This column made its debut almost 13 years ago, on the first Sunday of the year 2000.
In all that time, this space was empty on only one Sunday, when the impending marriage of my first daughter threw my mind into such confusion that I wasn’t up to the task of writing a column before I set off for the nuptials.
There was one other Sunday when, more or less on a lark, my editor Tom Tollefson wrote a column for me, describing his role in the weekly proceedings.
Other than that, City Lights has appeared in this space every week since the dawn of the millennium, on something like 650 Sundays.
But when I began this column, I silently repeated a promise made by my hero Joseph Addison, the principal author of a series of essays published in London in the early 1700s in a daily journal called The Spectator.
In an early number of issues of The Spectator, Addison said he had several friends and well-wishers who wondered whether he could maintain his grueling publication schedule.
“To make them easy in this particular, I will promise them faithfully to give it over as soon as I grow dull,” he wrote.
What, me dull?
I’m sure many readers would love to tell me just how dull they find me. As Addison said, after making his vow: “This I know will be matter of great raillery to the small wits; who will frequently put me in mind of my promise, (and) desire me to keep my word.”
Dull or not, I felt I was running my string out.
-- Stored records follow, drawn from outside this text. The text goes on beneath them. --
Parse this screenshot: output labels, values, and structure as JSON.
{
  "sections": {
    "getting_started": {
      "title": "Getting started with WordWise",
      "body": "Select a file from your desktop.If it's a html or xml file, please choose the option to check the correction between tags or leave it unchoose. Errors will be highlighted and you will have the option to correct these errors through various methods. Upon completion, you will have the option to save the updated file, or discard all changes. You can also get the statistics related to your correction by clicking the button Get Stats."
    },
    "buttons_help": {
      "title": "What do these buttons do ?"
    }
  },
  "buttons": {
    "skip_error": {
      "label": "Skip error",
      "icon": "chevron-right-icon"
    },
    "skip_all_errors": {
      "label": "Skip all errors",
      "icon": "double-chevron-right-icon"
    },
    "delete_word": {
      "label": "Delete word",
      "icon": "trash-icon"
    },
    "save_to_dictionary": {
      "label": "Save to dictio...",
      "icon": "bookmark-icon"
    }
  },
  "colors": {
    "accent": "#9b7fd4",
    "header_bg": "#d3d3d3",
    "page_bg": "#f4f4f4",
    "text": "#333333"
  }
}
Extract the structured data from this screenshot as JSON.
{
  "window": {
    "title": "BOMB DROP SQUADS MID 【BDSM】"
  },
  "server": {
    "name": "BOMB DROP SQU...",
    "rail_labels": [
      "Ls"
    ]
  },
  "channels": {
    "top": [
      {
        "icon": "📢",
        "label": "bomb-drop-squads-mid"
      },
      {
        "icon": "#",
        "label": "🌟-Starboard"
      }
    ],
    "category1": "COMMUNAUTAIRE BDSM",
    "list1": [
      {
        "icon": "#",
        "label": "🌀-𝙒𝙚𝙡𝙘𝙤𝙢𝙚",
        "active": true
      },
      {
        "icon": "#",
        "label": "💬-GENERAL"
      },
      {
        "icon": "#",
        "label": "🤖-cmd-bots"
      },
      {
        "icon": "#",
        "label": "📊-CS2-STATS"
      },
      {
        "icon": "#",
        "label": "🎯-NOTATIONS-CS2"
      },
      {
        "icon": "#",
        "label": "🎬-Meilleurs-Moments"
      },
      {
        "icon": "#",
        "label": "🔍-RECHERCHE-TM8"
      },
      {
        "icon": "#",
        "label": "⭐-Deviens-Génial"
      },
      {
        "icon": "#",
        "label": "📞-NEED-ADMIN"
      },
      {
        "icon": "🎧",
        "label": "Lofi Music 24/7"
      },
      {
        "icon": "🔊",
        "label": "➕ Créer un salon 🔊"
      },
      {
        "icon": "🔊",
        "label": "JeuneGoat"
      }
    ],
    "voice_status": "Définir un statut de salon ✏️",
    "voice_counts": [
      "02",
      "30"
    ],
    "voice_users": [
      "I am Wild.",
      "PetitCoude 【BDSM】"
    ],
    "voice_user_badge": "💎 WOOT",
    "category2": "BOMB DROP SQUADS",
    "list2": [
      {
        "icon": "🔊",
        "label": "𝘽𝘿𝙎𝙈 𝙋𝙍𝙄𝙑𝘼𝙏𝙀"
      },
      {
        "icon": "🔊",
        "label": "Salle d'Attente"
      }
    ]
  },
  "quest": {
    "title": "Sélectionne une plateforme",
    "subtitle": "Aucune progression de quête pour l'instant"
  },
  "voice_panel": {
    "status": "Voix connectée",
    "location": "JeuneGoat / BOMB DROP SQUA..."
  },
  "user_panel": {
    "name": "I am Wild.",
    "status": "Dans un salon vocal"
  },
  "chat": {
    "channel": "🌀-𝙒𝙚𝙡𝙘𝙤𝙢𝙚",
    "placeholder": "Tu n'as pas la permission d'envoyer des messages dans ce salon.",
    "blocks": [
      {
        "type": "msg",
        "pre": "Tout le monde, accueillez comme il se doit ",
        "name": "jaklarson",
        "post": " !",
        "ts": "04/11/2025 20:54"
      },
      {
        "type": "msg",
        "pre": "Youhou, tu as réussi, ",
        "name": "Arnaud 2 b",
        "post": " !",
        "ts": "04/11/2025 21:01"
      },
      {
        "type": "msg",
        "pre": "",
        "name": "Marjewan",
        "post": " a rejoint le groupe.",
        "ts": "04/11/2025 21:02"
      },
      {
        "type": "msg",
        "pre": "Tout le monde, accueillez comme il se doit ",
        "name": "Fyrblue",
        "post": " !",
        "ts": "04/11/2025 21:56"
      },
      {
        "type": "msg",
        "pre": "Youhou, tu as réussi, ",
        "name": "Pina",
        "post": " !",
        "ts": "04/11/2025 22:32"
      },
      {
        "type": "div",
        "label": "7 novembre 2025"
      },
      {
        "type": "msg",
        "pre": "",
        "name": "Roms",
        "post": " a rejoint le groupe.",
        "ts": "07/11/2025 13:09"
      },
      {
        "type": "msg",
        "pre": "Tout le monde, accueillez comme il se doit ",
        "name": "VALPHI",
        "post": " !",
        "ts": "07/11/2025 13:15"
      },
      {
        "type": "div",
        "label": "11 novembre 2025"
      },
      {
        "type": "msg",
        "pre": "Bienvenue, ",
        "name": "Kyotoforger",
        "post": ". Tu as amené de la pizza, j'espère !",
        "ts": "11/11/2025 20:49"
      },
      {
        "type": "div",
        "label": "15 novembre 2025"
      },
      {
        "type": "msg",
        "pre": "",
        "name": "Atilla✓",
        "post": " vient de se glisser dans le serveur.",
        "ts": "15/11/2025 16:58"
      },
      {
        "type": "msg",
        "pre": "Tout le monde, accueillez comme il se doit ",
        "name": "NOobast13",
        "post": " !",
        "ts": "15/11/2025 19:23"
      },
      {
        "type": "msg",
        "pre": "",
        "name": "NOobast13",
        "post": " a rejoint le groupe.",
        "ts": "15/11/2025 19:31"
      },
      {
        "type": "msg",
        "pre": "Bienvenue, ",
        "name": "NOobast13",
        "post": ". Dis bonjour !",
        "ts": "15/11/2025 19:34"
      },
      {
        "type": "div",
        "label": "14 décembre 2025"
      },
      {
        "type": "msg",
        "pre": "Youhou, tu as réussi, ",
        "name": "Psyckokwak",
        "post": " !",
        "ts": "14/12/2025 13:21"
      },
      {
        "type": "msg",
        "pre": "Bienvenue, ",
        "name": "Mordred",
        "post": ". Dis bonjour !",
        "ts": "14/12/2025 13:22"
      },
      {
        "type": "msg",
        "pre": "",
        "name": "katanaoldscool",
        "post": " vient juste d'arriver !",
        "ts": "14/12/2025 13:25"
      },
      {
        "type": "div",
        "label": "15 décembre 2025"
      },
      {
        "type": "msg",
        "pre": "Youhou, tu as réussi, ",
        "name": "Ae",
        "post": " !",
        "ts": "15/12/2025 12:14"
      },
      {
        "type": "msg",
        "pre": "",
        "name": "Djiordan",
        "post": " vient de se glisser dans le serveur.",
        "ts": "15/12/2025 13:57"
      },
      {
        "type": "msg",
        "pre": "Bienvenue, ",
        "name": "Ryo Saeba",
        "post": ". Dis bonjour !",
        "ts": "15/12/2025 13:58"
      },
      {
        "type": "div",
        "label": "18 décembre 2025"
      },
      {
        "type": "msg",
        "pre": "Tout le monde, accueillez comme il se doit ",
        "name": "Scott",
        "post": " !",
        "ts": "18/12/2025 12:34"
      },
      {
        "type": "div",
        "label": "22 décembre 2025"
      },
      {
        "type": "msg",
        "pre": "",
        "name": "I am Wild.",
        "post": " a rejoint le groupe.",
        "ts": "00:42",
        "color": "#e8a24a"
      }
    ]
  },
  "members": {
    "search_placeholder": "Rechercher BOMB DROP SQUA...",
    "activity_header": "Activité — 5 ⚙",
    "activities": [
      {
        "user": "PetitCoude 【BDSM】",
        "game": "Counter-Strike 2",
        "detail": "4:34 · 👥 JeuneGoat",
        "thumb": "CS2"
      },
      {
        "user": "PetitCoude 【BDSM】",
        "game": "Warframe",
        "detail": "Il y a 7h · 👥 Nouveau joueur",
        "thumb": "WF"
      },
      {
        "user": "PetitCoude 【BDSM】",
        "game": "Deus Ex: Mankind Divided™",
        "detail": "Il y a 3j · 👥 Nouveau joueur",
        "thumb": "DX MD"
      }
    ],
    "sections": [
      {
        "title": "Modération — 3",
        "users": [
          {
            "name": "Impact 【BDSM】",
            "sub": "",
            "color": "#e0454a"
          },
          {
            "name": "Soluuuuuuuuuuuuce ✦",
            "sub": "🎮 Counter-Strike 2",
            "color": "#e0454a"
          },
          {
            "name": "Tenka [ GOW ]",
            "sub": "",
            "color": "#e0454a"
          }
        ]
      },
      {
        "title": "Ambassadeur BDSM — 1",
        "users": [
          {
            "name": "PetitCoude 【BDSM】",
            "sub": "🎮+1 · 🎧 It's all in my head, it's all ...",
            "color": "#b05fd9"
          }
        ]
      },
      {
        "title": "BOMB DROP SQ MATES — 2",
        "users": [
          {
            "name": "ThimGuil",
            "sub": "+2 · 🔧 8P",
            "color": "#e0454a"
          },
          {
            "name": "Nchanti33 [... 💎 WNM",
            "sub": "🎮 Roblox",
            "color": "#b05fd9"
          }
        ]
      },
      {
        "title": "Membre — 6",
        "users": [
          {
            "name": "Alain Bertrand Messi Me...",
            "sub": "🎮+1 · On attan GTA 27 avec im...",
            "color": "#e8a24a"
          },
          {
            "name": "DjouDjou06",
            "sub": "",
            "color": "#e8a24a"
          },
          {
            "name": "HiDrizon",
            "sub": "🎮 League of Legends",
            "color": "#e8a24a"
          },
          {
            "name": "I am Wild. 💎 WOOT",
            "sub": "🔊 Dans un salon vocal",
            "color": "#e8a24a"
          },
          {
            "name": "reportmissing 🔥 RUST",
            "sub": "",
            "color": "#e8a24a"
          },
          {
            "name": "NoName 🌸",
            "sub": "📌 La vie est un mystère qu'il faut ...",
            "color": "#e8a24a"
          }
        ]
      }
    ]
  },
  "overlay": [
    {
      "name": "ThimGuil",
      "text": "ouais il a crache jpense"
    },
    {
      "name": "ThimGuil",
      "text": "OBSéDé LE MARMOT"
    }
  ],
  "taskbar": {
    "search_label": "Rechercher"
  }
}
I have been obliged to entertain and defend many more opinions than I would have arrived at in the absence of this column. I am not ordinarily contentious or even particularly public-minded.
Nor do I really care much about politics. But a column writer has to go with the flow to some extent and to write about what’s on people’s minds, and Americans are frightfully preoccupied by politics.
Now that I am getting out of the commentary business, I can make a confession, or rather a happy profession: I don’t watch TV. I watch a few shows on the Web, but honest to God, I don’t watch 10 minutes of television a month.
The result is that I am almost completely untouched by the torrent of political advertising that everyone else complains about so bitterly.
Maybe that’s part of my problem -- for various reasons, including the fact that I don’t watch TV, I am too happy to be a committed columnist, an agitator and rabble-rouser.
If, after almost 13 years of this, I have earned the right to dispense a bit of advice, it would be just this: Turn off your TV.
A little help from my friend
I hope I have also earned the right to make this acknowledgment: Tom Tollefson, whom I mentioned above, has read and made some improvement to nearly every one of these 650 columns.
On many occasions he did more than merely improve. He sometimes saved a column with a felicitous bit of editing, or by catching some stupid mistake.
More than a few times he has contributed whole sentences, and if a reader complimented me on a zinger I did not write, I was always careful to say whose handiwork it was, however painful it was to my professional pride.
I also thank the readers of The Gazette, especially those who reacted to a column by sending me an email or a letter or by making a phone call.
The compliments were welcome, but I most enjoyed the savage criticism. I hope it kept me on my toes.
I just thought I should go out, if not on top, at least before I hit bottom. Let me quote another hero of mine, Samuel Johnson, who followed Addison’s lead by publishing a series of essays called The Rambler in the mid-1700s.
This came out only twice a week, but it was still an onerous job. In the final issue, Johnson wrote: “He that condemns himself to compose on a stated day, will often bring to his task an attention dissipated, a memory embarrassed, an imagination overwhelmed."
Yes, all that and more. And Johnson rarely attempted to be funny, an added burden. I made the attempt quite often, though not everyone may realize it, even when I felt completely humorless.
I don’t know quite how to end this. Those damned endings were always the hardest part of this job.
Oh, well. I’m sure Tom will think of something.